** Extracted records follows **
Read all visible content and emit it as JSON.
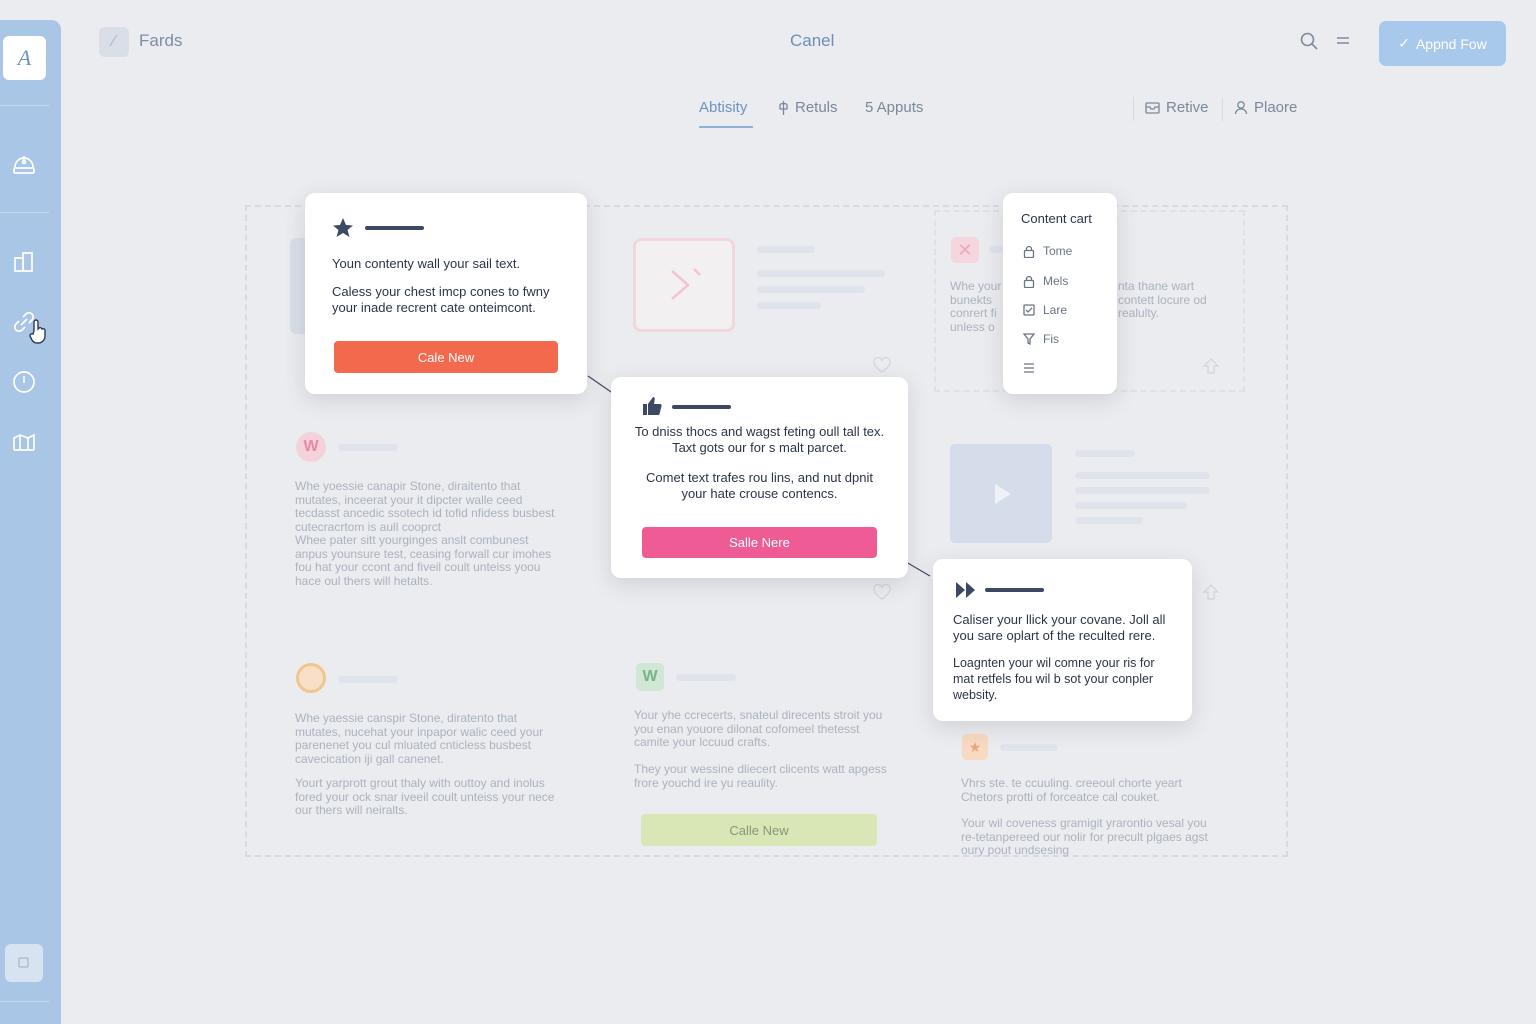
{
  "header": {
    "title": "Fards",
    "center": "Canel",
    "action_button": "Appnd Fow"
  },
  "tabs": [
    {
      "label": "Abtisity",
      "active": true
    },
    {
      "label": "Retuls"
    },
    {
      "label": "5 Apputs"
    },
    {
      "label": "Retive"
    },
    {
      "label": "Plaore"
    }
  ],
  "popups": {
    "p1": {
      "line1": "Youn contenty wall your sail text.",
      "line2": "Caless your chest imcp cones to fwny your inade recrent cate onteimcont.",
      "button": "Cale New"
    },
    "p2": {
      "line1": "To dniss thocs and wagst feting oull tall tex. Taxt gots our for s malt parcet.",
      "line2": "Comet text trafes rou lins, and nut dpnit your hate crouse contencs.",
      "button": "Salle Nere"
    },
    "p3": {
      "line1": "Caliser your llick your covane. Joll all you sare oplart of the reculted rere.",
      "line2": "Loagnten your wil comne your ris for mat retfels fou wil b sot your conpler websity."
    }
  },
  "content_menu": {
    "title": "Content cart",
    "items": [
      "Tome",
      "Mels",
      "Lare",
      "Fis"
    ]
  },
  "ghost": {
    "g1a": "Whe yoessie canapir Stone, diraitento that mutates, inceerat your it dipcter walle ceed tecdasst ancedic ssotech id tofid nfidess busbest cutecracrtom is aull cooprct",
    "g1b": "Whee pater sitt yourginges anslt combunest anpus younsure test, ceasing forwall cur imohes fou hat your ccont and fiveil coult unteiss yoou hace oul thers will hetalts.",
    "g2a": "Whe yaessie canspir Stone, diratento that mutates, nucehat your inpapor walic ceed your parenenet you cul mluated cnticless busbest cavecication iji gall canenet.",
    "g2b": "Yourt yarprott grout thaly with outtoy and inolus fored your ock snar iveeil coult unteiss your nece our thers will neiralts.",
    "g3a": "Your yhe ccrecerts, snateul direcents stroit you you enan youore dilonat cofomeel thetesst camite your lccuud crafts.",
    "g3b": "They your wessine dliecert clicents watt apgess frore youchd ire yu reaulity.",
    "g3button": "Calle New",
    "g4": "Whe your bunekts conrert fi unless o",
    "g4r": "nta thane wart contett locure od realulty.",
    "g5a": "Vhrs ste. te ccuuling. creeoul chorte yeart Chetors protti of forceatce cal couket.",
    "g5b": "Your wil coveness gramigit yrarontio vesal you re-tetanpereed our nolir for precult plgaes agst oury pout undsesing"
  },
  "colors": {
    "sidebar": "#a9c6e6",
    "primary_btn": "#a8c9ec",
    "orange_btn": "#f2694e",
    "pink_btn": "#ef5b95",
    "green_btn": "#d9e7b6"
  }
}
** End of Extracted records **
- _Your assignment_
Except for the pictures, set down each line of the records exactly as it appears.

- _Written response_
Read all visible content and emit it as JSON.
{
  "header": {
    "title": "Fards",
    "center": "Canel",
    "action_button": "Appnd Fow"
  },
  "tabs": [
    {
      "label": "Abtisity",
      "active": true
    },
    {
      "label": "Retuls"
    },
    {
      "label": "5 Apputs"
    },
    {
      "label": "Retive"
    },
    {
      "label": "Plaore"
    }
  ],
  "popups": {
    "p1": {
      "line1": "Youn contenty wall your sail text.",
      "line2": "Caless your chest imcp cones to fwny your inade recrent cate onteimcont.",
      "button": "Cale New"
    },
    "p2": {
      "line1": "To dniss thocs and wagst feting oull tall tex. Taxt gots our for s malt parcet.",
      "line2": "Comet text trafes rou lins, and nut dpnit your hate crouse contencs.",
      "button": "Salle Nere"
    },
    "p3": {
      "line1": "Caliser your llick your covane. Joll all you sare oplart of the reculted rere.",
      "line2": "Loagnten your wil comne your ris for mat retfels fou wil b sot your conpler websity."
    }
  },
  "content_menu": {
    "title": "Content cart",
    "items": [
      "Tome",
      "Mels",
      "Lare",
      "Fis"
    ]
  },
  "ghost": {
    "g1a": "Whe yoessie canapir Stone, diraitento that mutates, inceerat your it dipcter walle ceed tecdasst ancedic ssotech id tofid nfidess busbest cutecracrtom is aull cooprct",
    "g1b": "Whee pater sitt yourginges anslt combunest anpus younsure test, ceasing forwall cur imohes fou hat your ccont and fiveil coult unteiss yoou hace oul thers will hetalts.",
    "g2a": "Whe yaessie canspir Stone, diratento that mutates, nucehat your inpapor walic ceed your parenenet you cul mluated cnticless busbest cavecication iji gall canenet.",
    "g2b": "Yourt yarprott grout thaly with outtoy and inolus fored your ock snar iveeil coult unteiss your nece our thers will neiralts.",
    "g3a": "Your yhe ccrecerts, snateul direcents stroit you you enan youore dilonat cofomeel thetesst camite your lccuud crafts.",
    "g3b": "They your wessine dliecert clicents watt apgess frore youchd ire yu reaulity.",
    "g3button": "Calle New",
    "g4": "Whe your bunekts conrert fi unless o",
    "g4r": "nta thane wart contett locure od realulty.",
    "g5a": "Vhrs ste. te ccuuling. creeoul chorte yeart Chetors protti of forceatce cal couket.",
    "g5b": "Your wil coveness gramigit yrarontio vesal you re-tetanpereed our nolir for precult plgaes agst oury pout undsesing"
  },
  "colors": {
    "sidebar": "#a9c6e6",
    "primary_btn": "#a8c9ec",
    "orange_btn": "#f2694e",
    "pink_btn": "#ef5b95",
    "green_btn": "#d9e7b6"
  }
}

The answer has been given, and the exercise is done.